Acid Reflux When You’re Older and Wiser

By Patricia Raymond, Michelle Beaver

Acid reflux is more common in senior populations than in other demographics, but statistics vary as to just how common it is. Just as acid reflux is different in infants than it is in kids, acid reflux is different in younger adults than it is in older adults.

For one thing, acid reflux in older adults can be much more dangerous and lead to more complications. The main symptom of gastroesophageal reflux disease (GERD) for younger adults is usually regurgitation. For the older and wiser among us, however, common symptoms can also include

  • Asthma

  • Chest pain

  • Chronic cough

  • Dental problems

  • Indigestion or upset stomach

  • Stricture with dysphagia (food getting trapped in the esophagus)

  • Vomiting

Older people with GERD may have upper-gastrointestinal bleeding, esophageal strictures, Barrett’s esophagus, or esophageal cancer as a result. The most common GERD complication for seniors is esophagitis (inflammation or shallow ulcers of the esophagus). Esophagitis is about three times more common in the elderly than in younger populations.

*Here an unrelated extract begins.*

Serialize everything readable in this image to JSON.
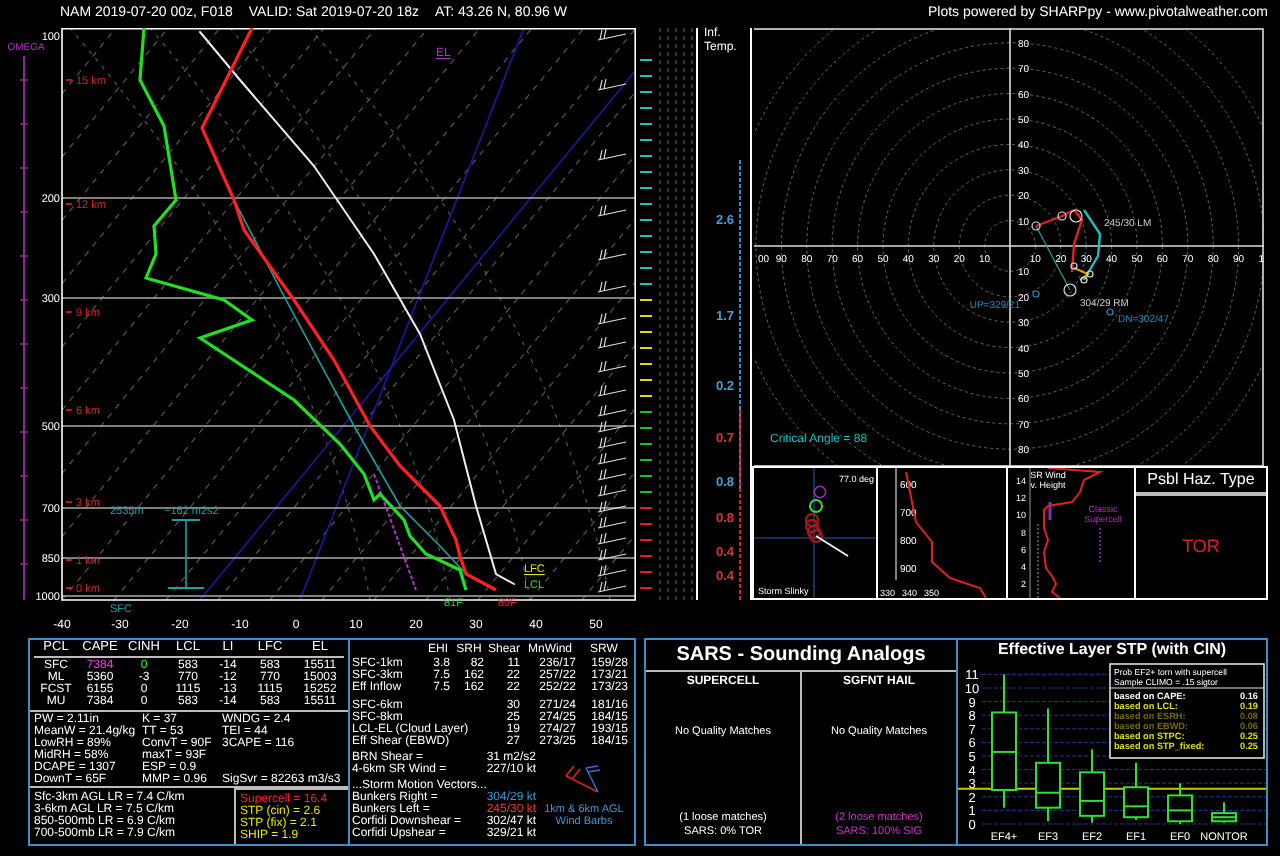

Because GERD is more dangerous for older people than younger people, older folks and their doctors need to treat it more aggressively. The treatment options are similar as for other groups: diet, lifestyle changes, medication, and surgery.